Did you ever come across people who just didn’t get what you were doing, or told you it was dangerous or foolish?

On the drive up to Montana we had to replace a windshield wiper and the manager of the store, upon explaining to him what I was doing responded by saying, “Well, THAT seems like a big waste of time. Why would you want to do THAT?” Then, his employee came out and replaced the wiper, and offered kind words of encouragement. I learned early on that such an expedition is not for everybody.

All of us LDPs this year can tell the same story of people warning us about Fort Peck Lake and how people die on that lake. They all told us the same warnings: winds come out of nowhere and huge swells and waves will swamp you and people drown on the lake all the time. Very discouraging messages, and taken with an element of caution. Fort Peck Lake made us all stronger and wiser for Lake Sakakawea, 178 miles long, and Oahe Lake, 230 miles long, the two huge lakes still ahead on our journeys.

 

Was there ever a point you would rather have been doing something else, or a place you just couldn’t wait to escape due to unhappy circumstances?

I never experienced unhappy circumstances that discouraged me. I never felt that I would not complete this expedition, or that it was a burden. I loved every minute of this journey and was very sad when the river ran out and I had no more paddling to do. I can never duplicate this journey. It is over. I want to share it, though, in presentations and writing, and will get a book out there in due time.

 

What advice would you offer to anyone contemplating a long trip or solo journey?

Do what you love and love what you do. If there is any doubt as to the journey you are embarking on, and whether you will be content or successful, take some time to consider if you are doing the right thing.  Consider your reasons for doing it. Your mission is an important motivator.  If you are inspiring others, you will likely succeed and be fulfilled while doing it.

 

What’s next for you?

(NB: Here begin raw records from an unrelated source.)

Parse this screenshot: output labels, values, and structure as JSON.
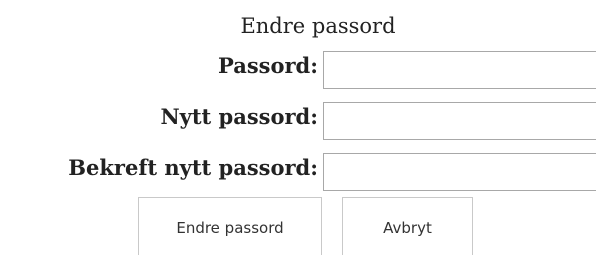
{
  "form": {
    "title": "Endre passord",
    "fields": [
      {
        "label": "Passord:",
        "value": "",
        "placeholder": ""
      },
      {
        "label": "Nytt passord:",
        "value": "",
        "placeholder": ""
      },
      {
        "label": "Bekreft nytt passord:",
        "value": "",
        "placeholder": ""
      }
    ],
    "buttons": {
      "submit_label": "Endre passord",
      "cancel_label": "Avbryt"
    }
  },
  "colors": {
    "background": "#ffffff",
    "text": "#222222",
    "input_border": "#a8a8a8",
    "button_border": "#c9c9c9"
  }
}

I have lots of things I am thinking about, including writing a book, teaching school full time, and presenting my experience around the country. That said, I am scheduled to be the featured speaker at the Quiet Water Symposium on March 1, 2014, in East Lansing, Michigan. I also have [another] major river expedition I have begun researching.

As told to Virginia Marshall

To see the story online, click here

Do what you love and love what you do.

Live fast and paddle slow…